We introduce Pseudo Flawed-smudging Generators (PFGs). They are polynomially expanding functions over Zp with polynomially small outputs that have some weak pseudo-randomness property. More specifically, the output distribution of a PFG is computationally indistinguishable to a so-called flawed smudging distribution y <– Y, satisfying that for every B = poly(n) bounded noise distribution E, the distributions of (e, e + y) and (e’, e+y) are statistically close, where e and e’ are independent samples from E conditioned on agreeing at a few, o(n), coordinates. Moreover, the statistical closeness only holds with 1/poly(n) probability over the choice of y <– Y. In essence, the output of PFG computationally hides a small noise vector at all but a few coordinates with noticeable probability.

We use PFGs to construct Indistinguishability Obfuscation (IO) schemes for polynomial-sized circuits. Assuming LWE and the existence of constant-locality pseudorandom generators, we construct IO using PFGs and a Functional Encryption (FE) scheme able to compute them. Instantiating the PFGs with new candidates from [Ananth, Jain, Sahai, Eprint 2018] and instantiating the FE with a new partially hiding FE scheme constructed from bilinear maps, we obtain IO based on i) the security of the new PFG candidates, ii) the SXDH assumption over bilinear maps, iii) LWE, and iv) the security of constant-locality pseudorandom generators.

**Speaker:** Mohammad Mahmoody, University of Virginia **Title:** Coin-tossing, Concentration of Products, and Limits of Robust Learning

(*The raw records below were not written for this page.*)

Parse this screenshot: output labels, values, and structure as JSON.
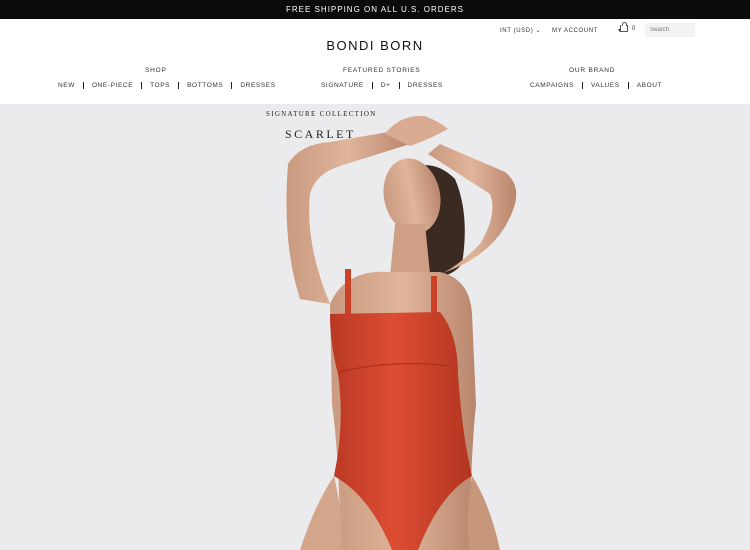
{
  "promo": {
    "text": "FREE SHIPPING ON ALL U.S. ORDERS"
  },
  "header": {
    "logo": "BONDI BORN",
    "currency": "INT (USD) ⌄",
    "account": "MY ACCOUNT",
    "account_caret": "▾",
    "cart_count": "0",
    "search_placeholder": "Search"
  },
  "nav": {
    "shop": {
      "title": "SHOP",
      "items": [
        "NEW",
        "ONE-PIECE",
        "TOPS",
        "BOTTOMS",
        "DRESSES"
      ]
    },
    "stories": {
      "title": "FEATURED STORIES",
      "items": [
        "SIGNATURE",
        "D+",
        "DRESSES"
      ]
    },
    "brand": {
      "title": "OUR BRAND",
      "items": [
        "CAMPAIGNS",
        "VALUES",
        "ABOUT"
      ]
    }
  },
  "hero": {
    "collection": "SIGNATURE COLLECTION",
    "title": "SCARLET",
    "swimsuit_color": "#d6452c"
  }
}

A recent active line of work in robust learning studies attacks on learning algorithms through adversarial perturbations that happen during the training phase (i.e., poisoning attacks) or testing phase (i.e., evasion attacks; aka adversarial examples). In this talk, I first show the existence of some generic information theoretic poisoning attacks as well as evasion attacks for certain theoretically natural input distributions (e.g., the uniform distribution) based on classical results about concentration of measure in certain metric probability spaces (known as Normal Levy Families). I will then show how to make some of these attacks polynomial time by proving computational variants of the measure concentration for any product space under Hamming distance using new (polynomial time) attacks on cryptographic coin tossing protocols.

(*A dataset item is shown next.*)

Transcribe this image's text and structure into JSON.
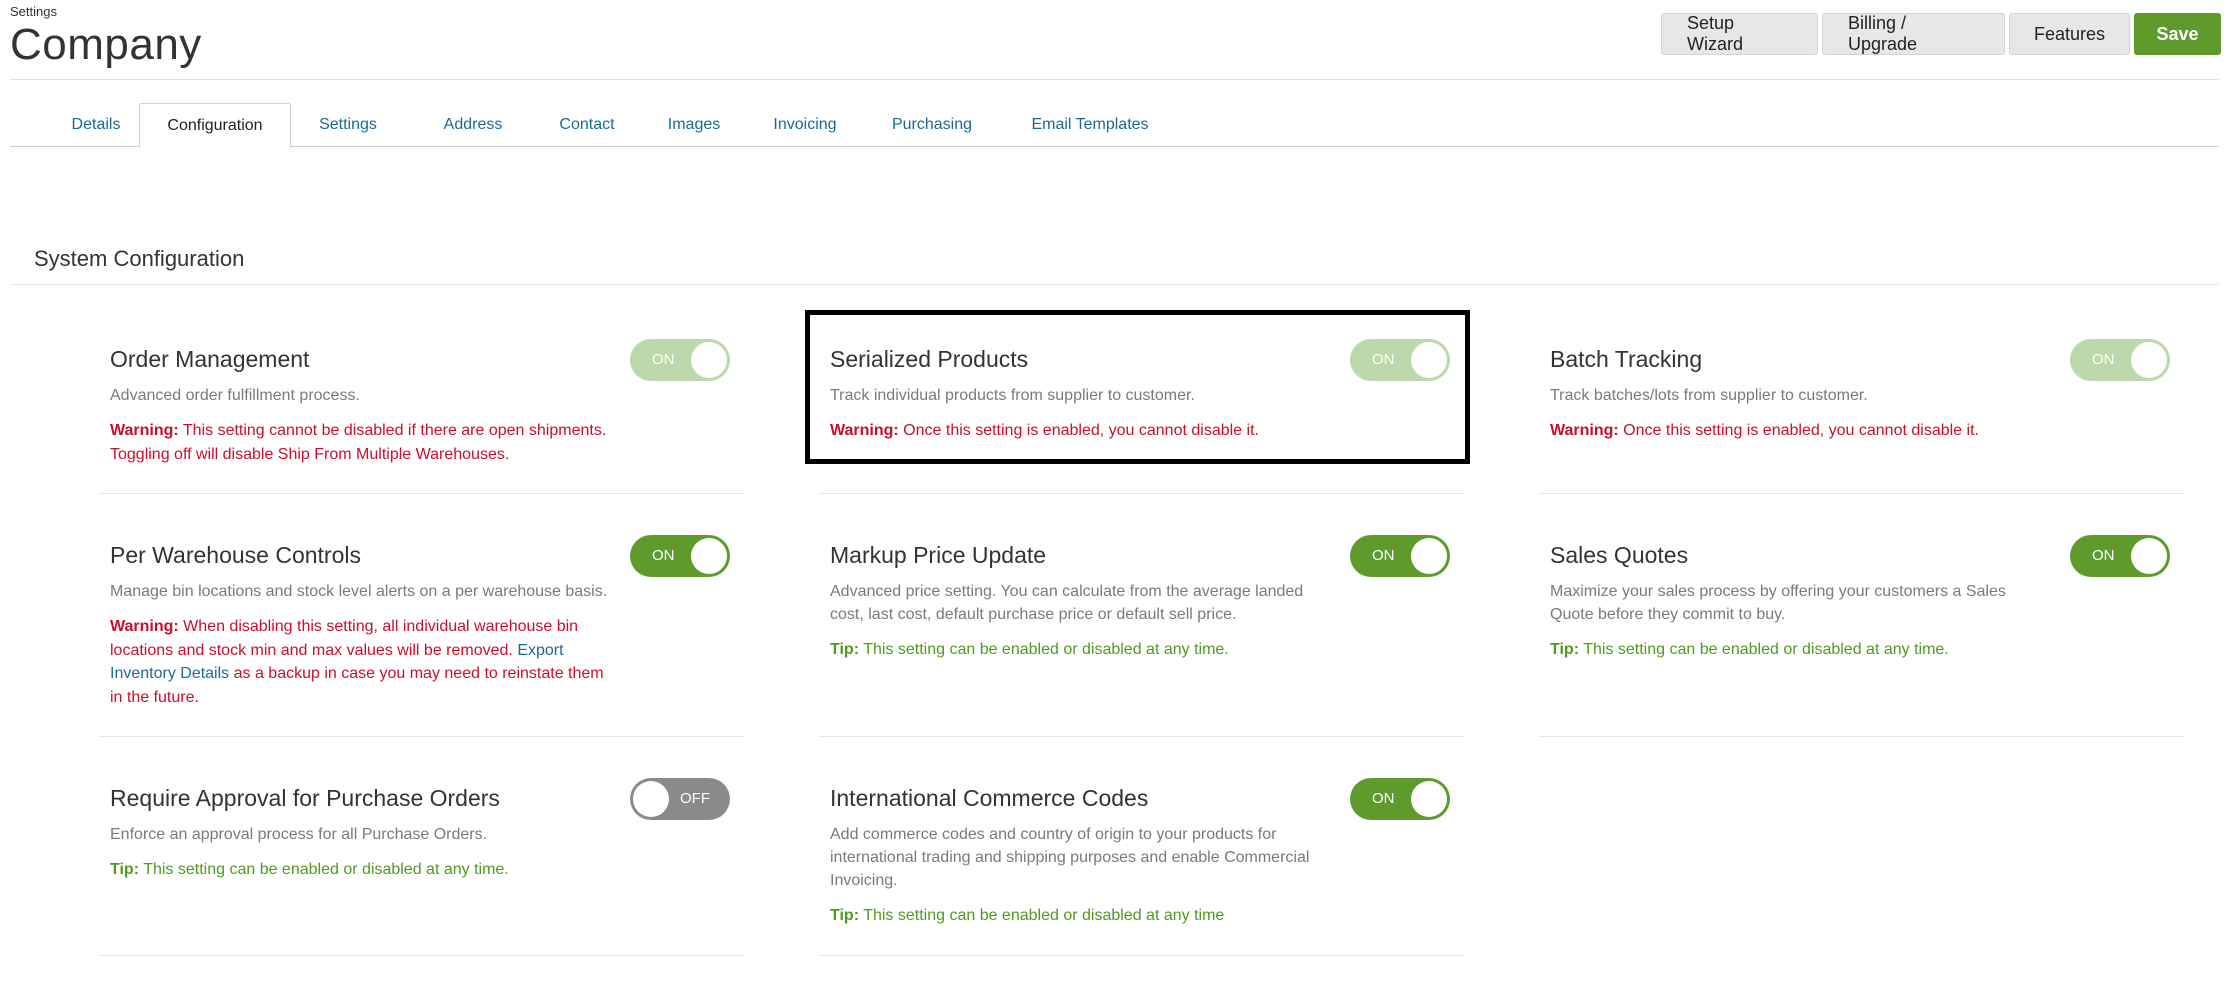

Based on joint works with Saeed Mahloujifar and Dimitrios Diochnos from NeurIPS’18, AAAI’19 and ALT’19.

**Speaker:** abhi shelat, Northeastern
**Title:** Threshold Factoring from Factoring Assumptions

The problem of jointly generating an RSA modulus N has been well considered since Boneh and Franklin first proposed a solution in 1996. In this talk, we discuss our latest multi-party protocol for this problem as well as interesting open directions that could improve our solution. Our solution only requires the assumption of OT and can thus be instantiated from the factoring assumption alone; we discuss the costs of this restriction by studying the benefits/costs of using protocols that rely on homomorphic primitives. We also discuss the new motivation behind this problem arising from the use of an RSA modulus N in the construction of a verifiable delay function (VDF), and the use of VDFs in consensus protocols.

This is joint work with Megan Chen, Ran Cohen, Jack Doerner, Yash Kondi, Eysa Lee, Schuyler Rosefield as well as Carmit Hazay and Muthu Venkitasubramaniam from Ligero.